#### [Required action]
Write out the data that follows. Keep every character unchanged.

#### [Data section]
.....

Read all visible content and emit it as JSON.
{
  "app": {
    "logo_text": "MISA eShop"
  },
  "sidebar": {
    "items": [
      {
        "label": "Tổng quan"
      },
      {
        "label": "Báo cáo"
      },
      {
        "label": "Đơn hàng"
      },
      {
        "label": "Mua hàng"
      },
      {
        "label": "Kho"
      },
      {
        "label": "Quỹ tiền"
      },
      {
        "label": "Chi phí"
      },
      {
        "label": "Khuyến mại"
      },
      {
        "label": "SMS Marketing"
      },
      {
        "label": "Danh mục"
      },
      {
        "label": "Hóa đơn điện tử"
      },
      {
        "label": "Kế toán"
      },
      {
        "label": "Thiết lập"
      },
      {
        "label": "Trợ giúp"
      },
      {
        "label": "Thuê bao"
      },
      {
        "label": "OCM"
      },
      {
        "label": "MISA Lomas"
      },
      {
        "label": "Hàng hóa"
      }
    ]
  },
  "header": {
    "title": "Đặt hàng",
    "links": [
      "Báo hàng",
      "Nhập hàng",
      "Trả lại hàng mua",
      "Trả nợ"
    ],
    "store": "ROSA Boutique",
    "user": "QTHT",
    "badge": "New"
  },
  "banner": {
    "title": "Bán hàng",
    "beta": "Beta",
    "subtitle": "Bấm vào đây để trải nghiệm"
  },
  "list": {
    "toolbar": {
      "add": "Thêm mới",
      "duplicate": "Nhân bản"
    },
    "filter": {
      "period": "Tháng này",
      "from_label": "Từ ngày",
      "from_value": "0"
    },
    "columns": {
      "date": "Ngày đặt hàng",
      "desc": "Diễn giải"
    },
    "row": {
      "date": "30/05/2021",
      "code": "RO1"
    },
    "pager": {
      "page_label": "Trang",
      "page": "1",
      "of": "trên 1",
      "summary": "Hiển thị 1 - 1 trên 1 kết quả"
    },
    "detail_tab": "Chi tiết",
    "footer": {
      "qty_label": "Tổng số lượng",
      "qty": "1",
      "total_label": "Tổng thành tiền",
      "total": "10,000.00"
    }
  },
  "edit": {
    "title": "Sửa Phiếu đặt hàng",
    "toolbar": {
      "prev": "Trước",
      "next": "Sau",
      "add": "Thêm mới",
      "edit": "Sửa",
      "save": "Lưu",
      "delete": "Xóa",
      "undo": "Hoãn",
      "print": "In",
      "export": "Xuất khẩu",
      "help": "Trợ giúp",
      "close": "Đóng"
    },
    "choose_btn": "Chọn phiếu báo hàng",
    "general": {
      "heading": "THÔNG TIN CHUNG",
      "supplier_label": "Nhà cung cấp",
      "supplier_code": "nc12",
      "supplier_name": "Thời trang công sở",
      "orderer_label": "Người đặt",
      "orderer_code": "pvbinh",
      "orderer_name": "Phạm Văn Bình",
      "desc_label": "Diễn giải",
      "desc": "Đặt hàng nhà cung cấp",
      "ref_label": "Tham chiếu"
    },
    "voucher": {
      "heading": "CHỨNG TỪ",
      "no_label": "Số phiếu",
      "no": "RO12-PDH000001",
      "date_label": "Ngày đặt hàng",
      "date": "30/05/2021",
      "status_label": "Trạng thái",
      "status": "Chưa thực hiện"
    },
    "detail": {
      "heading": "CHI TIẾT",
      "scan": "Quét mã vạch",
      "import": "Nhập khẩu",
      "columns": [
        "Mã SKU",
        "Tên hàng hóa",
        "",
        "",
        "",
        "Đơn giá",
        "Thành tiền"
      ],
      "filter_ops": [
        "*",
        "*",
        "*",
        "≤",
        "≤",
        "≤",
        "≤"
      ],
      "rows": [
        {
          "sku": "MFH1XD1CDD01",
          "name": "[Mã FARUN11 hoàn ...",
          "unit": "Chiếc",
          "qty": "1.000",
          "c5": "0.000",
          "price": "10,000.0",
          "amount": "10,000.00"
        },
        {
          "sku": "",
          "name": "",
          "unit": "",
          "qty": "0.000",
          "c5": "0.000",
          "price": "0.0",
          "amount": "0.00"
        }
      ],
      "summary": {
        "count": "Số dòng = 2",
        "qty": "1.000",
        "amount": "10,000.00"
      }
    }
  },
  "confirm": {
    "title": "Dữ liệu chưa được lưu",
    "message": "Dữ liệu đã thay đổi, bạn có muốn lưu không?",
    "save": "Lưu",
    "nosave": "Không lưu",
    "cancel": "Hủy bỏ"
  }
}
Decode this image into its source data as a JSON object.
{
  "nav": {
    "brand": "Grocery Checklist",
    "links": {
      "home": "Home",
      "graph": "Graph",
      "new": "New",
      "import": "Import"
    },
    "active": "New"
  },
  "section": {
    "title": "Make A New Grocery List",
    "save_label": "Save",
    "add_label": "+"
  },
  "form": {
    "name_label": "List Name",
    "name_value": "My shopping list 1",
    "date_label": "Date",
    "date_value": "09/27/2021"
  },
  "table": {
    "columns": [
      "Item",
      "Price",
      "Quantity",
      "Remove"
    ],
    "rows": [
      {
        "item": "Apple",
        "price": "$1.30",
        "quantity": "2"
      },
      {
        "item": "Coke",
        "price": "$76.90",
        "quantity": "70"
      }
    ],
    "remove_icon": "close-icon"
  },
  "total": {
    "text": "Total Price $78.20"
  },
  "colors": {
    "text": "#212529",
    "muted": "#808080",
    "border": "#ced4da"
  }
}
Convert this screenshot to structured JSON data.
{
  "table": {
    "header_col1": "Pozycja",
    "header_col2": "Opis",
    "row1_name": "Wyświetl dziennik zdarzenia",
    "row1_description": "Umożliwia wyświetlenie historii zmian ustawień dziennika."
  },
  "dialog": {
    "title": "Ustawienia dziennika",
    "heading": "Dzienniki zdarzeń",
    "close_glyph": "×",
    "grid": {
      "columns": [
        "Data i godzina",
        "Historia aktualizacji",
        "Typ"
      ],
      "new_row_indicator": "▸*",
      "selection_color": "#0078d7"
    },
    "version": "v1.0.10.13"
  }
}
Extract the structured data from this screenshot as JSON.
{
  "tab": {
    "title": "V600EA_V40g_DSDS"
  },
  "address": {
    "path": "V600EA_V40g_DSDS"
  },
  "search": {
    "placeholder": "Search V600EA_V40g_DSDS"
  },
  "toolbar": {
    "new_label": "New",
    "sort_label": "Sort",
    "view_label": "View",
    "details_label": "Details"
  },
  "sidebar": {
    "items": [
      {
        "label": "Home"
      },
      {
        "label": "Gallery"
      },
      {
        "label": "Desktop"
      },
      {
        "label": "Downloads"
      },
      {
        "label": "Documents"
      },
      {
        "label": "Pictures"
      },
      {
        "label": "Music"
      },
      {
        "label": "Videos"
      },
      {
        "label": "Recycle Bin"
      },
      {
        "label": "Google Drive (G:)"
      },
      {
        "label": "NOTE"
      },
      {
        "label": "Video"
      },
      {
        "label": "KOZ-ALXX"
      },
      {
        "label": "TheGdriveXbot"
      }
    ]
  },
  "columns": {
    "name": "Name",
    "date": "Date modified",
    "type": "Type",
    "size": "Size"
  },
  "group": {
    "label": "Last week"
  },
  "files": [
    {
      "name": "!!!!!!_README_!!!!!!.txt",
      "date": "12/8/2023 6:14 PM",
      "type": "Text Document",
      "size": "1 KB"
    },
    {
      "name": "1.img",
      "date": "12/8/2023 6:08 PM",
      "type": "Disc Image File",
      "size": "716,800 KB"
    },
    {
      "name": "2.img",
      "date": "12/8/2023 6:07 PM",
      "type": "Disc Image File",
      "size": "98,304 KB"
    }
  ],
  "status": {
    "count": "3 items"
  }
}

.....

#### [Task output]
Read all visible content and emit it as JSON.
{
  "app": {
    "logo_text": "MISA eShop"
  },
  "sidebar": {
    "items": [
      {
        "label": "Tổng quan"
      },
      {
        "label": "Báo cáo"
      },
      {
        "label": "Đơn hàng"
      },
      {
        "label": "Mua hàng"
      },
      {
        "label": "Kho"
      },
      {
        "label": "Quỹ tiền"
      },
      {
        "label": "Chi phí"
      },
      {
        "label": "Khuyến mại"
      },
      {
        "label": "SMS Marketing"
      },
      {
        "label": "Danh mục"
      },
      {
        "label": "Hóa đơn điện tử"
      },
      {
        "label": "Kế toán"
      },
      {
        "label": "Thiết lập"
      },
      {
        "label": "Trợ giúp"
      },
      {
        "label": "Thuê bao"
      },
      {
        "label": "OCM"
      },
      {
        "label": "MISA Lomas"
      },
      {
        "label": "Hàng hóa"
      }
    ]
  },
  "header": {
    "title": "Đặt hàng",
    "links": [
      "Báo hàng",
      "Nhập hàng",
      "Trả lại hàng mua",
      "Trả nợ"
    ],
    "store": "ROSA Boutique",
    "user": "QTHT",
    "badge": "New"
  },
  "banner": {
    "title": "Bán hàng",
    "beta": "Beta",
    "subtitle": "Bấm vào đây để trải nghiệm"
  },
  "list": {
    "toolbar": {
      "add": "Thêm mới",
      "duplicate": "Nhân bản"
    },
    "filter": {
      "period": "Tháng này",
      "from_label": "Từ ngày",
      "from_value": "0"
    },
    "columns": {
      "date": "Ngày đặt hàng",
      "desc": "Diễn giải"
    },
    "row": {
      "date": "30/05/2021",
      "code": "RO1"
    },
    "pager": {
      "page_label": "Trang",
      "page": "1",
      "of": "trên 1",
      "summary": "Hiển thị 1 - 1 trên 1 kết quả"
    },
    "detail_tab": "Chi tiết",
    "footer": {
      "qty_label": "Tổng số lượng",
      "qty": "1",
      "total_label": "Tổng thành tiền",
      "total": "10,000.00"
    }
  },
  "edit": {
    "title": "Sửa Phiếu đặt hàng",
    "toolbar": {
      "prev": "Trước",
      "next": "Sau",
      "add": "Thêm mới",
      "edit": "Sửa",
      "save": "Lưu",
      "delete": "Xóa",
      "undo": "Hoãn",
      "print": "In",
      "export": "Xuất khẩu",
      "help": "Trợ giúp",
      "close": "Đóng"
    },
    "choose_btn": "Chọn phiếu báo hàng",
    "general": {
      "heading": "THÔNG TIN CHUNG",
      "supplier_label": "Nhà cung cấp",
      "supplier_code": "nc12",
      "supplier_name": "Thời trang công sở",
      "orderer_label": "Người đặt",
      "orderer_code": "pvbinh",
      "orderer_name": "Phạm Văn Bình",
      "desc_label": "Diễn giải",
      "desc": "Đặt hàng nhà cung cấp",
      "ref_label": "Tham chiếu"
    },
    "voucher": {
      "heading": "CHỨNG TỪ",
      "no_label": "Số phiếu",
      "no": "RO12-PDH000001",
      "date_label": "Ngày đặt hàng",
      "date": "30/05/2021",
      "status_label": "Trạng thái",
      "status": "Chưa thực hiện"
    },
    "detail": {
      "heading": "CHI TIẾT",
      "scan": "Quét mã vạch",
      "import": "Nhập khẩu",
      "columns": [
        "Mã SKU",
        "Tên hàng hóa",
        "",
        "",
        "",
        "Đơn giá",
        "Thành tiền"
      ],
      "filter_ops": [
        "*",
        "*",
        "*",
        "≤",
        "≤",
        "≤",
        "≤"
      ],
      "rows": [
        {
          "sku": "MFH1XD1CDD01",
          "name": "[Mã FARUN11 hoàn ...",
          "unit": "Chiếc",
          "qty": "1.000",
          "c5": "0.000",
          "price": "10,000.0",
          "amount": "10,000.00"
        },
        {
          "sku": "",
          "name": "",
          "unit": "",
          "qty": "0.000",
          "c5": "0.000",
          "price": "0.0",
          "amount": "0.00"
        }
      ],
      "summary": {
        "count": "Số dòng = 2",
        "qty": "1.000",
        "amount": "10,000.00"
      }
    }
  },
  "confirm": {
    "title": "Dữ liệu chưa được lưu",
    "message": "Dữ liệu đã thay đổi, bạn có muốn lưu không?",
    "save": "Lưu",
    "nosave": "Không lưu",
    "cancel": "Hủy bỏ"
  }
}
Decode this image into its source data as a JSON object.
{
  "nav": {
    "brand": "Grocery Checklist",
    "links": {
      "home": "Home",
      "graph": "Graph",
      "new": "New",
      "import": "Import"
    },
    "active": "New"
  },
  "section": {
    "title": "Make A New Grocery List",
    "save_label": "Save",
    "add_label": "+"
  },
  "form": {
    "name_label": "List Name",
    "name_value": "My shopping list 1",
    "date_label": "Date",
    "date_value": "09/27/2021"
  },
  "table": {
    "columns": [
      "Item",
      "Price",
      "Quantity",
      "Remove"
    ],
    "rows": [
      {
        "item": "Apple",
        "price": "$1.30",
        "quantity": "2"
      },
      {
        "item": "Coke",
        "price": "$76.90",
        "quantity": "70"
      }
    ],
    "remove_icon": "close-icon"
  },
  "total": {
    "text": "Total Price $78.20"
  },
  "colors": {
    "text": "#212529",
    "muted": "#808080",
    "border": "#ced4da"
  }
}
Convert this screenshot to structured JSON data.
{
  "table": {
    "header_col1": "Pozycja",
    "header_col2": "Opis",
    "row1_name": "Wyświetl dziennik zdarzenia",
    "row1_description": "Umożliwia wyświetlenie historii zmian ustawień dziennika."
  },
  "dialog": {
    "title": "Ustawienia dziennika",
    "heading": "Dzienniki zdarzeń",
    "close_glyph": "×",
    "grid": {
      "columns": [
        "Data i godzina",
        "Historia aktualizacji",
        "Typ"
      ],
      "new_row_indicator": "▸*",
      "selection_color": "#0078d7"
    },
    "version": "v1.0.10.13"
  }
}
Extract the structured data from this screenshot as JSON.
{
  "tab": {
    "title": "V600EA_V40g_DSDS"
  },
  "address": {
    "path": "V600EA_V40g_DSDS"
  },
  "search": {
    "placeholder": "Search V600EA_V40g_DSDS"
  },
  "toolbar": {
    "new_label": "New",
    "sort_label": "Sort",
    "view_label": "View",
    "details_label": "Details"
  },
  "sidebar": {
    "items": [
      {
        "label": "Home"
      },
      {
        "label": "Gallery"
      },
      {
        "label": "Desktop"
      },
      {
        "label": "Downloads"
      },
      {
        "label": "Documents"
      },
      {
        "label": "Pictures"
      },
      {
        "label": "Music"
      },
      {
        "label": "Videos"
      },
      {
        "label": "Recycle Bin"
      },
      {
        "label": "Google Drive (G:)"
      },
      {
        "label": "NOTE"
      },
      {
        "label": "Video"
      },
      {
        "label": "KOZ-ALXX"
      },
      {
        "label": "TheGdriveXbot"
      }
    ]
  },
  "columns": {
    "name": "Name",
    "date": "Date modified",
    "type": "Type",
    "size": "Size"
  },
  "group": {
    "label": "Last week"
  },
  "files": [
    {
      "name": "!!!!!!_README_!!!!!!.txt",
      "date": "12/8/2023 6:14 PM",
      "type": "Text Document",
      "size": "1 KB"
    },
    {
      "name": "1.img",
      "date": "12/8/2023 6:08 PM",
      "type": "Disc Image File",
      "size": "716,800 KB"
    },
    {
      "name": "2.img",
      "date": "12/8/2023 6:07 PM",
      "type": "Disc Image File",
      "size": "98,304 KB"
    }
  ],
  "status": {
    "count": "3 items"
  }
}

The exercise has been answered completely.